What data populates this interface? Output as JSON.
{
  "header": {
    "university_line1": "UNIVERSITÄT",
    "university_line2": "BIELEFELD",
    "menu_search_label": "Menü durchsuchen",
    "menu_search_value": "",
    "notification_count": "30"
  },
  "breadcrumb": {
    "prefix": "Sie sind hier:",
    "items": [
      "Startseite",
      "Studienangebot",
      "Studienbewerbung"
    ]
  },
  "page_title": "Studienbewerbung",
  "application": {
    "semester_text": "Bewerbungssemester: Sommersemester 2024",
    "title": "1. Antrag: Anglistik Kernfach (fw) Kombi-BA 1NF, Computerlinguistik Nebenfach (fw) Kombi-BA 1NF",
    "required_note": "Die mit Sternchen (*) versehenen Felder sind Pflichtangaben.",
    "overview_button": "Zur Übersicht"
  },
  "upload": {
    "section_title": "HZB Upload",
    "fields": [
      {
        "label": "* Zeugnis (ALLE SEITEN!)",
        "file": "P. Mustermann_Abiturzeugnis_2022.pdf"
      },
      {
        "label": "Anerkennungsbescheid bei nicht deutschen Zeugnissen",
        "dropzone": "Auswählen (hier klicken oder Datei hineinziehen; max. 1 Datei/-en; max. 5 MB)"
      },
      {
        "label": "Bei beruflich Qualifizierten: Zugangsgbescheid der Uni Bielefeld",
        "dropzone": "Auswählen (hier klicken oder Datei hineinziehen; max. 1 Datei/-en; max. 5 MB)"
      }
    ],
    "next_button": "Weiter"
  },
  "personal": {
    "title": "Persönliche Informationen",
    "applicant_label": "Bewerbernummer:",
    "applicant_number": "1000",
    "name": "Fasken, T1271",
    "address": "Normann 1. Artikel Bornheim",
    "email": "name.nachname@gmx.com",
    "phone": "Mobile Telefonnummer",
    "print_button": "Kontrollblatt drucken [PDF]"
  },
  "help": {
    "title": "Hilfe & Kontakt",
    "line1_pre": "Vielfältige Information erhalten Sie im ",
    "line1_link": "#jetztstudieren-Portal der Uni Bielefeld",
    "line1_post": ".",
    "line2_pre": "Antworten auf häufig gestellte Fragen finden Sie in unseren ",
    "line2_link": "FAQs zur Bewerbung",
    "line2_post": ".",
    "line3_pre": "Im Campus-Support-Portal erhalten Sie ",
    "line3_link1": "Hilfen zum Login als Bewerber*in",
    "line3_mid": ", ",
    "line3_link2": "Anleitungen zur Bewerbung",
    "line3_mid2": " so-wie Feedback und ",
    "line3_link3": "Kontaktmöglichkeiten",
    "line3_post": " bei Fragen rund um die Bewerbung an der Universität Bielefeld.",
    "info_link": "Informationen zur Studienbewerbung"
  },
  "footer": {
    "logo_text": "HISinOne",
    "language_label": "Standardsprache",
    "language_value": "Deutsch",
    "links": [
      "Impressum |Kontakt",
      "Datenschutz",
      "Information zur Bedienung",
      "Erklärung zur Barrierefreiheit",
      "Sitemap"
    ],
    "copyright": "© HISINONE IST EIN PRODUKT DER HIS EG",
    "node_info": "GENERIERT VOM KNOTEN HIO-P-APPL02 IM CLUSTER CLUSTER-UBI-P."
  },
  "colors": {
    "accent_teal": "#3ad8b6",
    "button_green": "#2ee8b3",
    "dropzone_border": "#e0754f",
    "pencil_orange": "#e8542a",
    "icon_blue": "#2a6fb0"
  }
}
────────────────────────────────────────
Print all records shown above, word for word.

-- Response --
What data populates this interface? Output as JSON.
{
  "header": {
    "university_line1": "UNIVERSITÄT",
    "university_line2": "BIELEFELD",
    "menu_search_label": "Menü durchsuchen",
    "menu_search_value": "",
    "notification_count": "30"
  },
  "breadcrumb": {
    "prefix": "Sie sind hier:",
    "items": [
      "Startseite",
      "Studienangebot",
      "Studienbewerbung"
    ]
  },
  "page_title": "Studienbewerbung",
  "application": {
    "semester_text": "Bewerbungssemester: Sommersemester 2024",
    "title": "1. Antrag: Anglistik Kernfach (fw) Kombi-BA 1NF, Computerlinguistik Nebenfach (fw) Kombi-BA 1NF",
    "required_note": "Die mit Sternchen (*) versehenen Felder sind Pflichtangaben.",
    "overview_button": "Zur Übersicht"
  },
  "upload": {
    "section_title": "HZB Upload",
    "fields": [
      {
        "label": "* Zeugnis (ALLE SEITEN!)",
        "file": "P. Mustermann_Abiturzeugnis_2022.pdf"
      },
      {
        "label": "Anerkennungsbescheid bei nicht deutschen Zeugnissen",
        "dropzone": "Auswählen (hier klicken oder Datei hineinziehen; max. 1 Datei/-en; max. 5 MB)"
      },
      {
        "label": "Bei beruflich Qualifizierten: Zugangsgbescheid der Uni Bielefeld",
        "dropzone": "Auswählen (hier klicken oder Datei hineinziehen; max. 1 Datei/-en; max. 5 MB)"
      }
    ],
    "next_button": "Weiter"
  },
  "personal": {
    "title": "Persönliche Informationen",
    "applicant_label": "Bewerbernummer:",
    "applicant_number": "1000",
    "name": "Fasken, T1271",
    "address": "Normann 1. Artikel Bornheim",
    "email": "name.nachname@gmx.com",
    "phone": "Mobile Telefonnummer",
    "print_button": "Kontrollblatt drucken [PDF]"
  },
  "help": {
    "title": "Hilfe & Kontakt",
    "line1_pre": "Vielfältige Information erhalten Sie im ",
    "line1_link": "#jetztstudieren-Portal der Uni Bielefeld",
    "line1_post": ".",
    "line2_pre": "Antworten auf häufig gestellte Fragen finden Sie in unseren ",
    "line2_link": "FAQs zur Bewerbung",
    "line2_post": ".",
    "line3_pre": "Im Campus-Support-Portal erhalten Sie ",
    "line3_link1": "Hilfen zum Login als Bewerber*in",
    "line3_mid": ", ",
    "line3_link2": "Anleitungen zur Bewerbung",
    "line3_mid2": " so-wie Feedback und ",
    "line3_link3": "Kontaktmöglichkeiten",
    "line3_post": " bei Fragen rund um die Bewerbung an der Universität Bielefeld.",
    "info_link": "Informationen zur Studienbewerbung"
  },
  "footer": {
    "logo_text": "HISinOne",
    "language_label": "Standardsprache",
    "language_value": "Deutsch",
    "links": [
      "Impressum |Kontakt",
      "Datenschutz",
      "Information zur Bedienung",
      "Erklärung zur Barrierefreiheit",
      "Sitemap"
    ],
    "copyright": "© HISINONE IST EIN PRODUKT DER HIS EG",
    "node_info": "GENERIERT VOM KNOTEN HIO-P-APPL02 IM CLUSTER CLUSTER-UBI-P."
  },
  "colors": {
    "accent_teal": "#3ad8b6",
    "button_green": "#2ee8b3",
    "dropzone_border": "#e0754f",
    "pencil_orange": "#e8542a",
    "icon_blue": "#2a6fb0"
  }
}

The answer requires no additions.